Every marriage is as imperfect as its participants. Even good marriages go through bad patches. All this we know. Even so, it gets lonely when couples bicker. Who do you talk to? Parents and relatives will immediately attempt to do something: confront the erring spouse and confuse the situation even further. That leaves friends.
Latter-day friendships are difficult. The stakes are too high. First, there is the time involved in making friends, which needs to be prioritized over family, children, work and other commitments. Who has the time to simply do lunch to nurture a friendship these days? Second, middle-aged folks have reached certain positions in their careers and life as a result of which they cannot reveal themselves in the carefree fashion that they used to in college. They have to hide their vulnerabilities. Third, most of us don’t need friends the way we did in college when they were our supporters, soulmates, cheerleaders and rescuers. As we get older, we rely on multiple people for all the things our friends did for us: Spouses become soulmates, household help supports, and colleagues can become cheerleaders. Money covers much of what friends did. Where once we asked friends to pick us up at the airport or train station because we couldn’t afford a cab, now we can afford a limousine. Latter-day friends however (and this is the great merit of friendship) can be great emotional salves. Talking to them is a way of dealing with spousal frustrations in what psychologists call a “safe place”. Most people in the West go to marriage counsellors and therapists to talk about their marriage. In Bangalore, women go to Hypnos, Hard Rock Café, Bacchus and Kyra. After a few smokes and drinks, the stories came out.

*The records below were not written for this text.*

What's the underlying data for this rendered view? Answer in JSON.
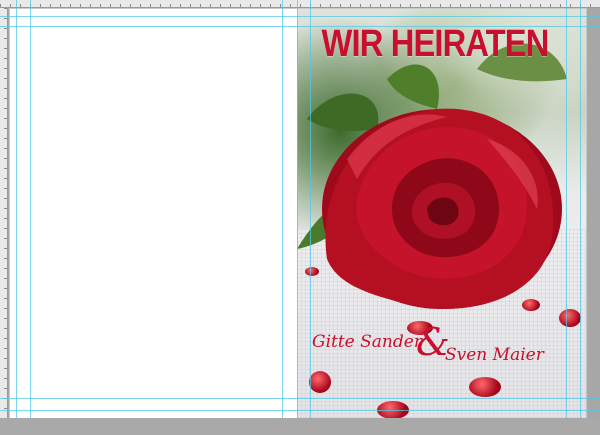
{
  "card": {
    "title": "WIR HEIRATEN",
    "name_left": "Gitte Sander",
    "ampersand": "&",
    "name_right": "Sven Maier"
  },
  "colors": {
    "title_red": "#c8102e",
    "rose_red": "#b00d1f",
    "guide_cyan": "#50c8e6",
    "workspace_gray": "#a7a7a7"
  }
}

“I used to be the sulker. Now he has usurped my role. He’s sulking and expects me to be the sweet-talker. I don’t want to sweet-talk. I want him to sweet-talk me. I deserve it more than he does.”
“When we fight, I want solutions. I don’t want apologies and compliments. I want a game plan, or at least a sense of where we are headed.”
“I can’t have sex when I am mad. I withhold. I am a withholder.”
The evening winds up. The girls go home with lighter hearts and wallets. Best of all, thanks to the sympathy and understanding they have received, their relationship becomes better. At least for a short while.
Shoba Narayan believes in latter-day friendships. Write to her at firstname.lastname@example.org